Brandon Woolf is the only candidate with the experience and credentials to serve as State Controller. He has been functioning in that capacity ever since Donna Jones retired after a serious car crash. Brandon has stepped up and managed the Controller’s office with “style and expertise,” according to an Eastern Idaho legislator, and he has taken the state’s “checkbook” online for complete transparency. That’s impressive!
Chris Troupis I believe, would make a great Attorney General. He has the right perspective on federal lands, prevailing Idaho values, and seems bright and energetic. If the current AG were more willing to address natural resource issues, the decision would be more difficult.
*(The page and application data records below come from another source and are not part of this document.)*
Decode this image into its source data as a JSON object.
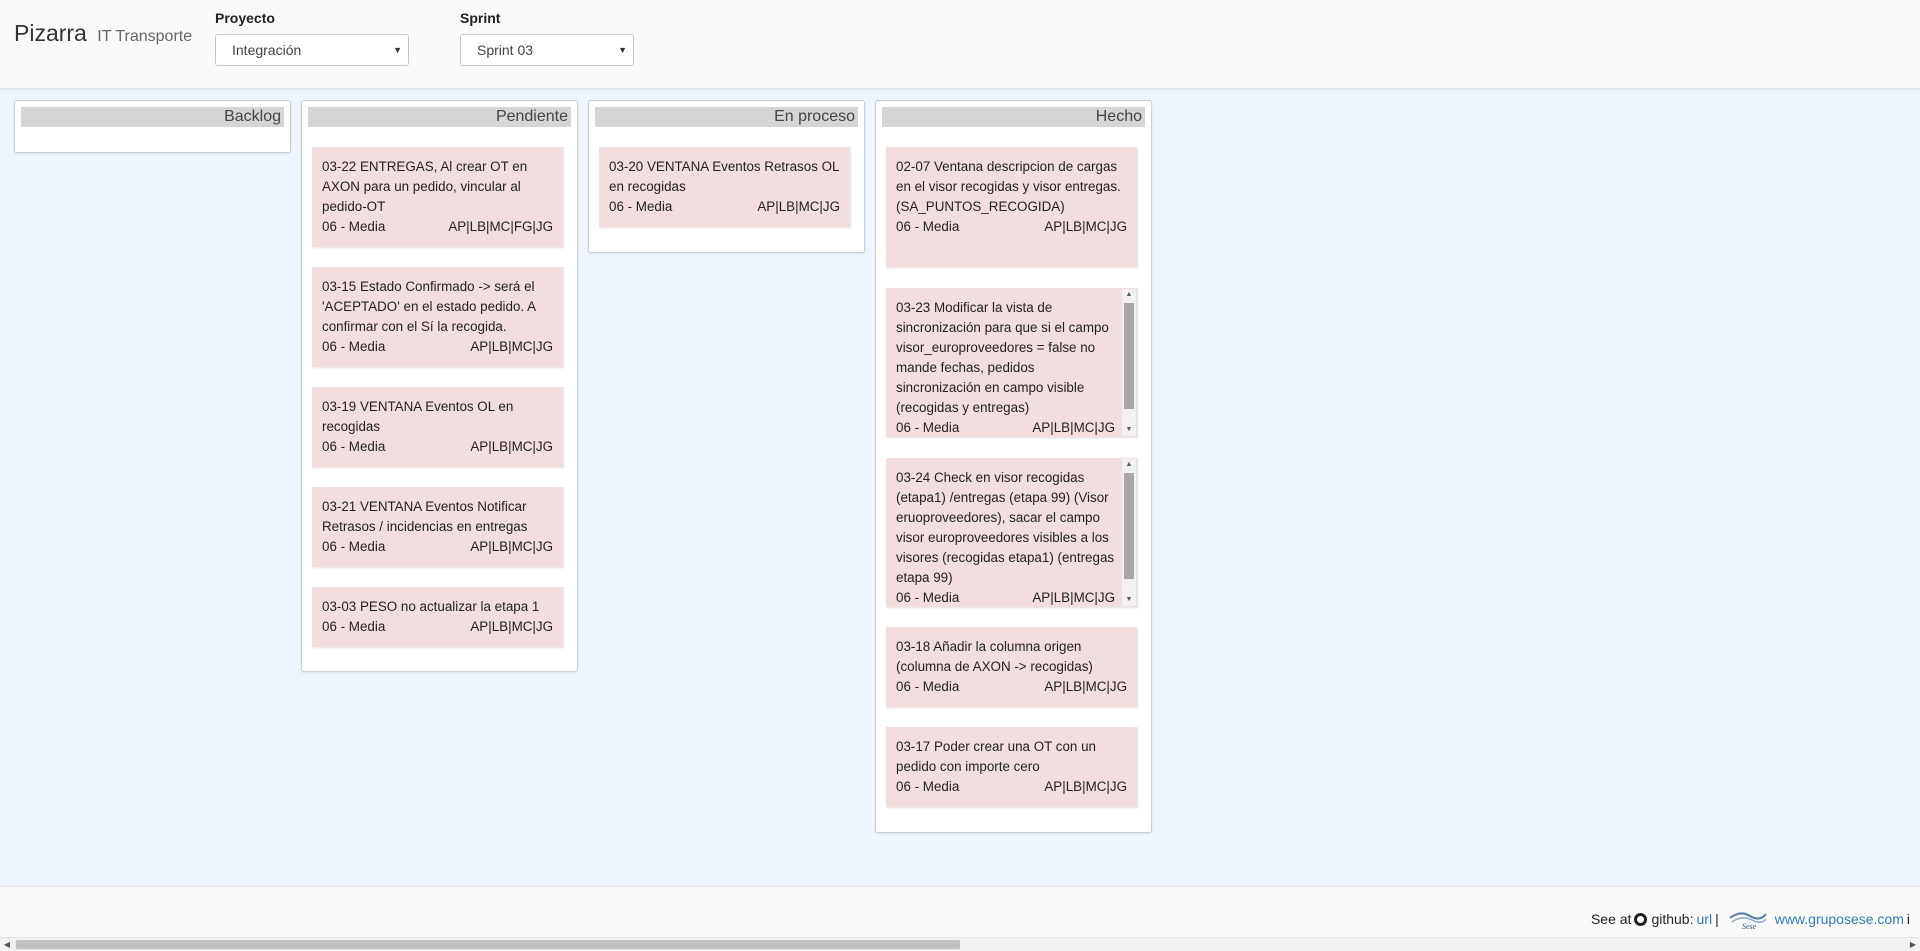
{
  "header": {
    "brand": "Pizarra",
    "brand_sub": "IT Transporte",
    "project_label": "Proyecto",
    "project_value": "Integración",
    "sprint_label": "Sprint",
    "sprint_value": "Sprint 03"
  },
  "columns": [
    {
      "title": "Backlog",
      "cards": []
    },
    {
      "title": "Pendiente",
      "cards": [
        {
          "text": "03-22 ENTREGAS, Al crear OT en AXON para un pedido, vincular al pedido-OT",
          "priority": "06 - Media",
          "assignees": "AP|LB|MC|FG|JG"
        },
        {
          "text": "03-15 Estado Confirmado -> será el 'ACEPTADO' en el estado pedido. A confirmar con el Sí la recogida.",
          "priority": "06 - Media",
          "assignees": "AP|LB|MC|JG"
        },
        {
          "text": "03-19 VENTANA Eventos OL en recogidas",
          "priority": "06 - Media",
          "assignees": "AP|LB|MC|JG"
        },
        {
          "text": "03-21 VENTANA Eventos Notificar Retrasos / incidencias en entregas",
          "priority": "06 - Media",
          "assignees": "AP|LB|MC|JG"
        },
        {
          "text": "03-03 PESO no actualizar la etapa 1",
          "priority": "06 - Media",
          "assignees": "AP|LB|MC|JG"
        }
      ]
    },
    {
      "title": "En proceso",
      "cards": [
        {
          "text": "03-20 VENTANA Eventos Retrasos OL en recogidas",
          "priority": "06 - Media",
          "assignees": "AP|LB|MC|JG"
        }
      ]
    },
    {
      "title": "Hecho",
      "cards": [
        {
          "text": "02-07 Ventana descripcion de cargas en el visor recogidas y visor entregas. (SA_PUNTOS_RECOGIDA)",
          "priority": "06 - Media",
          "assignees": "AP|LB|MC|JG"
        },
        {
          "text": "03-23 Modificar la vista de sincronización para que si el campo visor_europroveedores = false no mande fechas, pedidos sincronización en campo visible (recogidas y entregas)",
          "priority": "06 - Media",
          "assignees": "AP|LB|MC|JG"
        },
        {
          "text": "03-24 Check en visor recogidas (etapa1) /entregas (etapa 99) (Visor eruoproveedores), sacar el campo visor europroveedores visibles a los visores (recogidas etapa1) (entregas etapa 99)",
          "priority": "06 - Media",
          "assignees": "AP|LB|MC|JG"
        },
        {
          "text": "03-18 Añadir la columna origen (columna de AXON -> recogidas)",
          "priority": "06 - Media",
          "assignees": "AP|LB|MC|JG"
        },
        {
          "text": "03-17 Poder crear una OT con un pedido con importe cero",
          "priority": "06 - Media",
          "assignees": "AP|LB|MC|JG"
        }
      ]
    }
  ],
  "footer": {
    "see_at": "See at",
    "github": "github:",
    "url": "url",
    "separator": "|",
    "site": "www.gruposese.com",
    "trailing": "i"
  },
  "icons": {
    "select_caret": "caret-down-icon",
    "github": "github-icon",
    "logo": "sese-logo"
  },
  "colors": {
    "card_bg": "#f2dede",
    "column_title_bg": "#d5d5d5",
    "board_bg": "#eef5fd",
    "link": "#337ab7"
  }
}
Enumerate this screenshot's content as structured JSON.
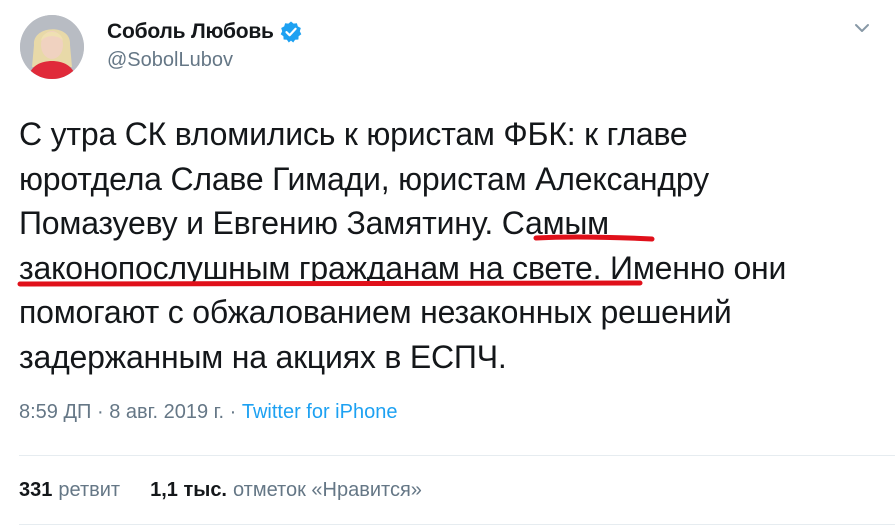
{
  "author": {
    "display_name": "Соболь Любовь",
    "handle": "@SobolLubov",
    "verified": true
  },
  "tweet": {
    "lines": [
      "С утра СК вломились к юристам ФБК: к главе",
      "юротдела Славе Гимади, юристам Александру",
      "Помазуеву и Евгению Замятину. Самым",
      "законопослушным гражданам на свете. Именно они",
      "помогают с обжалованием незаконных решений",
      "задержанным на акциях в ЕСПЧ."
    ]
  },
  "meta": {
    "time": "8:59 ДП",
    "separator": " · ",
    "date": "8 авг. 2019 г.",
    "source": "Twitter for iPhone"
  },
  "stats": {
    "retweets_count": "331",
    "retweets_label": "ретвит",
    "likes_count": "1,1 тыс.",
    "likes_label": "отметок «Нравится»"
  },
  "colors": {
    "text": "#14171a",
    "secondary": "#657786",
    "link": "#1da1f2",
    "highlight_underline": "#e0101a"
  },
  "icons": {
    "verified": "verified-badge-icon",
    "more": "chevron-down-icon"
  }
}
Superintendent of Public Instruction candidate John Eynon has been a teacher and is the only candidate opposed to federal intrusion into our educational system via Common Core.
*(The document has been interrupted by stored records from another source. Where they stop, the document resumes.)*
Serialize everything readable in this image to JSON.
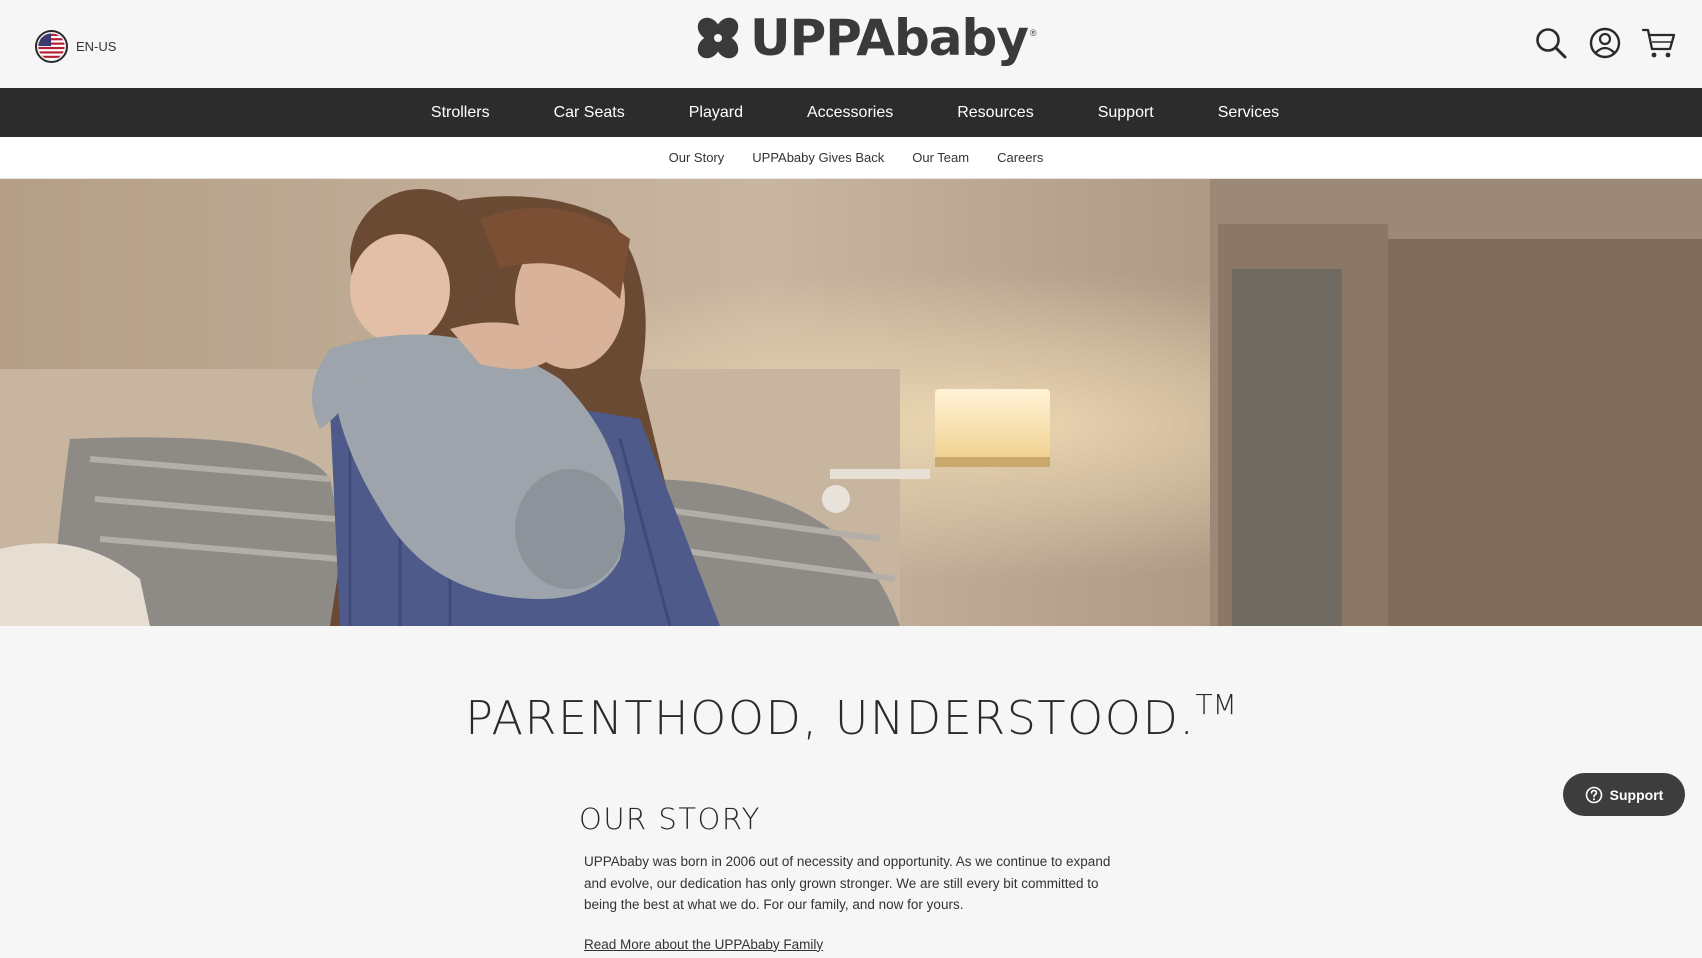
{
  "locale": {
    "label": "EN-US",
    "icon": "us-flag-icon"
  },
  "brand": {
    "name": "UPPAbaby",
    "reg_mark": "®"
  },
  "header_icons": [
    "search-icon",
    "account-icon",
    "cart-icon"
  ],
  "main_nav": [
    "Strollers",
    "Car Seats",
    "Playard",
    "Accessories",
    "Resources",
    "Support",
    "Services"
  ],
  "sub_nav": [
    "Our Story",
    "UPPAbaby Gives Back",
    "Our Team",
    "Careers"
  ],
  "hero": {
    "alt": "Mother hugging toddler in a bedroom"
  },
  "headline": {
    "text": "PARENTHOOD, UNDERSTOOD.",
    "tm": "TM"
  },
  "story": {
    "title": "OUR STORY",
    "body": "UPPAbaby was born in 2006 out of necessity and opportunity. As we continue to expand and evolve, our dedication has only grown stronger. We are still every bit committed to being the best at what we do. For our family, and now for yours.",
    "link": "Read More about the UPPAbaby Family"
  },
  "support_button": {
    "label": "Support"
  },
  "colors": {
    "nav_bg": "#2c2c2c",
    "page_bg": "#f6f6f6",
    "support_bg": "#3d3d3d"
  }
}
District 29 has no Senate candidate on the ballot. However, Dr. Kert Howard, a wonderful man, and longtime physician in Pocatello, is running as a write-in candidate. Write his name in and fill in the oval so the ballot will be read so we can have a candidate for the general election.
Representative Kelley Packer, District 28, has been, in the words of one of her colleagues, “A magnificent legislator, who shows great wisdom and is an extremely hard worker.” She shares my conservative values, yet can look beyond ideology to do what’s right for those she serves, and she has the temperament, integrity, and amiability for the position, which sets her distinctly apart from her challenger.
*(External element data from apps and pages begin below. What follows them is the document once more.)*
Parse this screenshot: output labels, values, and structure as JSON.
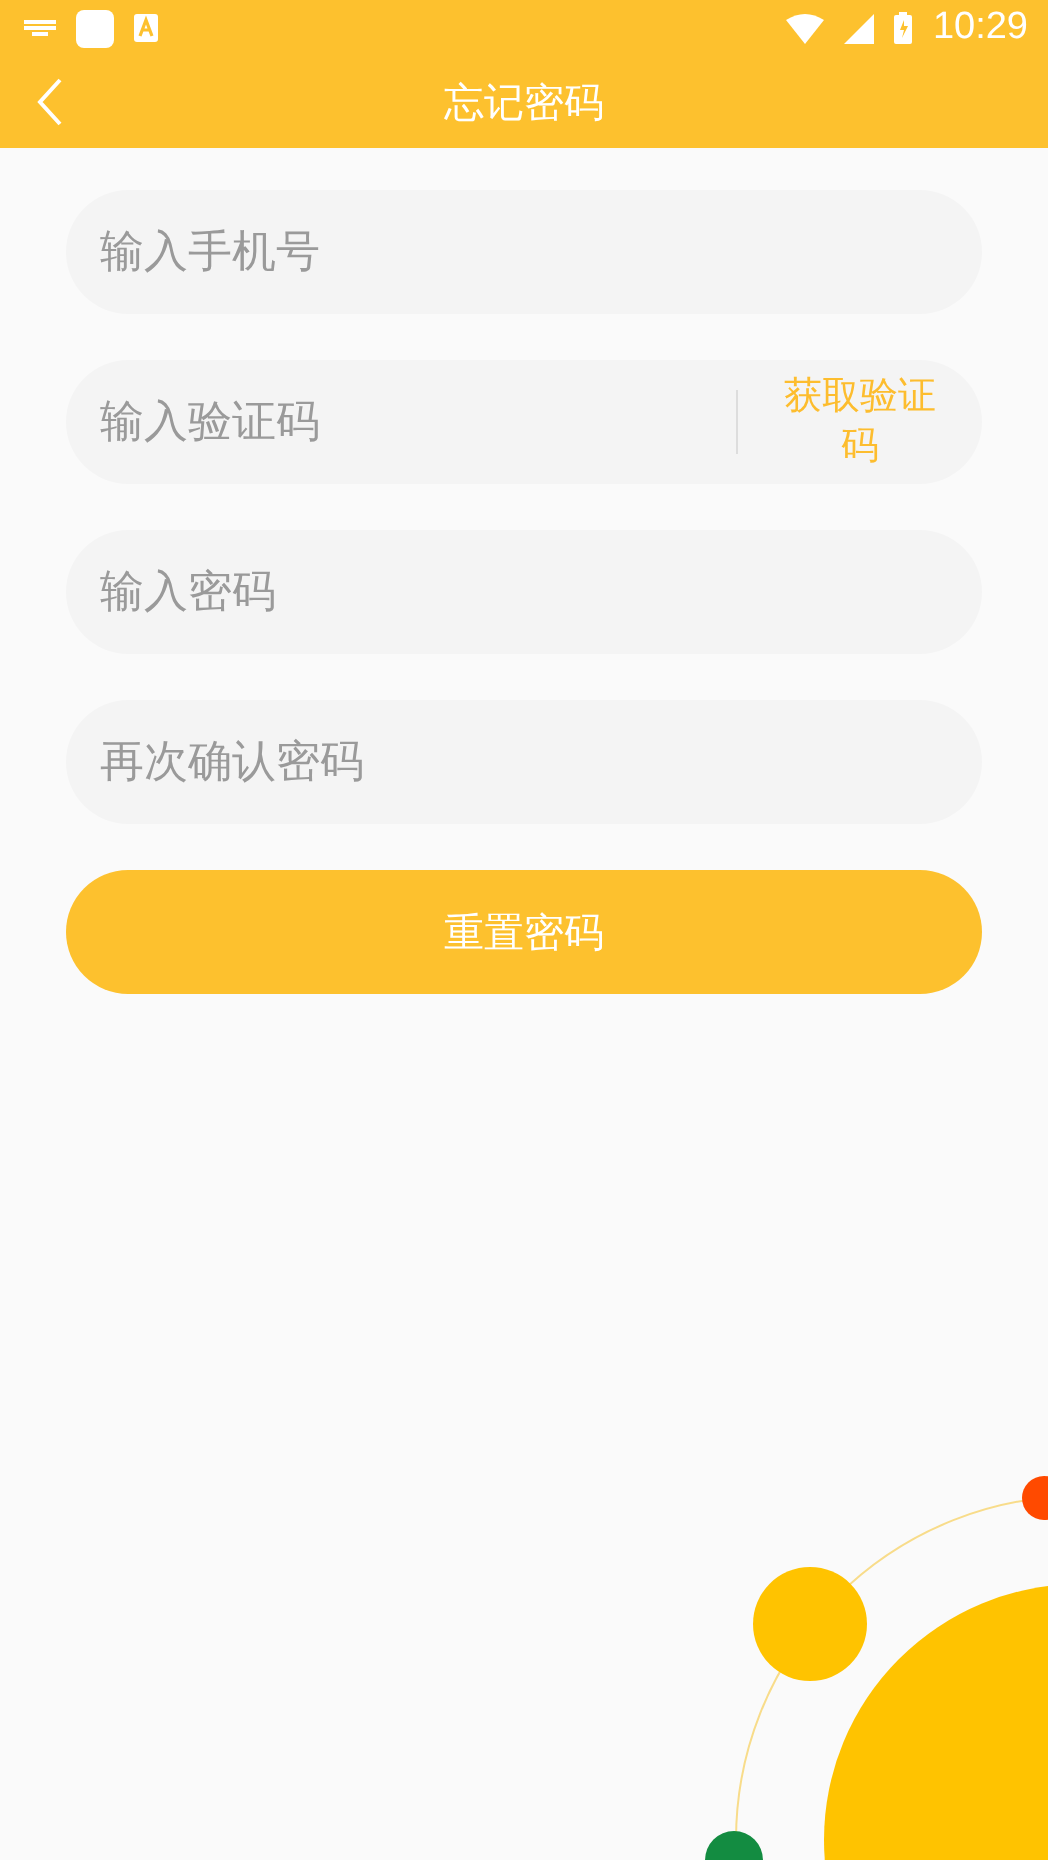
{
  "status_bar": {
    "time": "10:29"
  },
  "toolbar": {
    "title": "忘记密码"
  },
  "fields": [
    {
      "kind": "plain",
      "placeholder": "输入手机号"
    },
    {
      "kind": "code",
      "placeholder": "输入验证码",
      "action": "获取验证码"
    },
    {
      "kind": "plain",
      "placeholder": "输入密码"
    },
    {
      "kind": "plain",
      "placeholder": "再次确认密码"
    }
  ],
  "submit": {
    "label": "重置密码"
  }
}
Karl Anderson, Steve Hadley, and Howard Manwaring (who is not on the ballot this year) have done a phenomenal job of streamlining county operations, reducing costs where possible, and utilizing resources optimally. The efficiencies they have created at the county are truly remarkable. I see no reason to break up this team that works so well together.
Robert Ballard has been a CEO for four companies, has degrees in accounting and business administration, and has been a Director for Citizen’s Community Bank. He’s superbly qualified for Bannock County Clerk with the accounting, budgetary, and election responsibilities of that office. Dave Bowen may not have the extensive preparation for the job that Robert does, but he’s an honest, competent, capable man who would serve the county well.
And finally, on the issue of the Pocatello Nondiscrimination ordinance, we need to vote yes to repeal it. The law, as it stands, is replete with punitive penalties, coercion of business and private property owners, and is highly subjective regarding those who it is intended to protect, and includes a public accommodations clause, which opens a legal Pandora’s Box. And contrary to judicial precedent, the burden of proof is on the accused rather than the accuser, and is presumed guilty until proven innocent. This runs contrary to everything our judicial system is based on!
I am humbled when I’m asked for this kind of feedback, and I don’t do this lightly. I run the risk of alienating some dear friends this way, but I can do this no other way than honestly. The important thing, if you want a say in who is running in November, is to vote in the Primary.
Associated Press award winning columnist Richard Larsen is President of Larsen Financial, a brokerage and financial planning firm in Pocatello, Idaho and is a graduate of Idaho State University with degrees in Political Science and History and coursework completed toward a Master’s in Public Administration. He can be reached at email@example.com.